%%

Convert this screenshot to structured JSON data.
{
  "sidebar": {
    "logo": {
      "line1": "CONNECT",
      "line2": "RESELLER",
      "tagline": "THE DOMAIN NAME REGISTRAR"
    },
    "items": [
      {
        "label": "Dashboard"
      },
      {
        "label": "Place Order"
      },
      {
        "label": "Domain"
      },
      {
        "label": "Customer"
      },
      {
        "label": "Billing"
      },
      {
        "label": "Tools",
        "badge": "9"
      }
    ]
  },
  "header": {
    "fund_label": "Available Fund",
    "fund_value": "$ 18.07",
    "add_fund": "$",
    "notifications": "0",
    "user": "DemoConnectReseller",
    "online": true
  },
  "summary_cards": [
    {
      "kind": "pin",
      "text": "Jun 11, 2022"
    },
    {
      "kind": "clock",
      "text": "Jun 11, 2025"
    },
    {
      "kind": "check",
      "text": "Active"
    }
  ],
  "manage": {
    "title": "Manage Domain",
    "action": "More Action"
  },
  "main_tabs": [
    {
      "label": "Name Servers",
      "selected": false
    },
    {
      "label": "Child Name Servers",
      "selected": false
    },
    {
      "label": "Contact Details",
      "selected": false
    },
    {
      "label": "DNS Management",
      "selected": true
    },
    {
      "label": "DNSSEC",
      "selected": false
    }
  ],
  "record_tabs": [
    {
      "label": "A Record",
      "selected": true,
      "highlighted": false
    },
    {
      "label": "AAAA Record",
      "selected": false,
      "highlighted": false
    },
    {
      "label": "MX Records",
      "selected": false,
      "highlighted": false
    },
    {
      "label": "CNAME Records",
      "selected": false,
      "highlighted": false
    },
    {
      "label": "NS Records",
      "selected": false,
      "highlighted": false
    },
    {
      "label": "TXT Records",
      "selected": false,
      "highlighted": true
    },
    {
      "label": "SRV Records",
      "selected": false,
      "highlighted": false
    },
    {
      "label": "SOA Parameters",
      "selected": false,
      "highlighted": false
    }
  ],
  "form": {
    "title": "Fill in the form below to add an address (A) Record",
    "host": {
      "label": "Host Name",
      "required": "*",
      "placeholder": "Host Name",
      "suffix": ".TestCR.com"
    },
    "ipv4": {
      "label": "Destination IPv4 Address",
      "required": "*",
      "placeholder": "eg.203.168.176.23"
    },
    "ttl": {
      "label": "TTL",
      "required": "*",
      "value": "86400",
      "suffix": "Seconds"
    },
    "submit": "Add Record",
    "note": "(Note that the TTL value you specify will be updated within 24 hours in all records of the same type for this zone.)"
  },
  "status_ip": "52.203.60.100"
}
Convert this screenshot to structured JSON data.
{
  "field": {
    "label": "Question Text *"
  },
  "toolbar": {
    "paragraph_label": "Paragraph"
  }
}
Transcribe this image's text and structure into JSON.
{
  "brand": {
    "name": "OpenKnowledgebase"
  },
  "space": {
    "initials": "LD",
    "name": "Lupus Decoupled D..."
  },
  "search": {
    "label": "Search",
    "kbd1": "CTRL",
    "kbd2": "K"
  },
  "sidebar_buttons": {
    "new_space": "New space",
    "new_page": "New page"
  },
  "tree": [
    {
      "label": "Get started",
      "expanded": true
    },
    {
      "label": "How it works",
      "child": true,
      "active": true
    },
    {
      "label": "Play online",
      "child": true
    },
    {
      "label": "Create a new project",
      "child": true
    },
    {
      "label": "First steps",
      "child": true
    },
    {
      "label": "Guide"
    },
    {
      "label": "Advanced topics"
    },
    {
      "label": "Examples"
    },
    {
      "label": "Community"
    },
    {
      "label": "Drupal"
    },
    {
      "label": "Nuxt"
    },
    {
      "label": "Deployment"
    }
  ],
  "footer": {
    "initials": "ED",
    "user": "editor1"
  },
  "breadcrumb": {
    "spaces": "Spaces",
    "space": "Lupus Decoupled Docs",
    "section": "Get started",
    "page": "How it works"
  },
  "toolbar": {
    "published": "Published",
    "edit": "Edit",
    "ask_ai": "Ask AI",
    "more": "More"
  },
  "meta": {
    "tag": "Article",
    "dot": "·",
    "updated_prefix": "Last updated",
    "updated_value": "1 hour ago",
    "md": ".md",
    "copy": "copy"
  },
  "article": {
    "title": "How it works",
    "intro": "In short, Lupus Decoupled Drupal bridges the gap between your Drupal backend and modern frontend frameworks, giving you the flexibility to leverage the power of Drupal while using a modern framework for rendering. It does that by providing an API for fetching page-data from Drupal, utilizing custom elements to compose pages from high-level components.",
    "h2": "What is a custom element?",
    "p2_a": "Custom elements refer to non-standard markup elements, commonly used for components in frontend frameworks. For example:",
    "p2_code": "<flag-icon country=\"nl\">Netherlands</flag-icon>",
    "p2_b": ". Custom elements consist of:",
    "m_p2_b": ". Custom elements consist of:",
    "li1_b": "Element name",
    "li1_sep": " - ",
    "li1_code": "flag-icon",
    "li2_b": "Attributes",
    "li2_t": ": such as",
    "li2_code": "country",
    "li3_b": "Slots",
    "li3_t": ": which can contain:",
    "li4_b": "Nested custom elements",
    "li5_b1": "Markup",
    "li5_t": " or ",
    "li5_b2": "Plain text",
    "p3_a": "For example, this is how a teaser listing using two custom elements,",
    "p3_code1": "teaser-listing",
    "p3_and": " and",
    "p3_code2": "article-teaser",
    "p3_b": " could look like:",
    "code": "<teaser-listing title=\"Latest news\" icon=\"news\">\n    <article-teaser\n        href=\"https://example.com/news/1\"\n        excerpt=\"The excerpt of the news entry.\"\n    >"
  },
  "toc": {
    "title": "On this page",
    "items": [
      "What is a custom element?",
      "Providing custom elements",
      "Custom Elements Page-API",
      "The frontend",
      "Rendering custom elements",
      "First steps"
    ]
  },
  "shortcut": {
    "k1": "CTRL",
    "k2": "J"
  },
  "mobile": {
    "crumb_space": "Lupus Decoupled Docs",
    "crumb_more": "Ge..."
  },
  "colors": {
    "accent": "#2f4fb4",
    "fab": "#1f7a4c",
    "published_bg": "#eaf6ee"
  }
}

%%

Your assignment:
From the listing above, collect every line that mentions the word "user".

Reply to the exercise:
    "user": "DemoConnectReseller",
    "user": "editor1"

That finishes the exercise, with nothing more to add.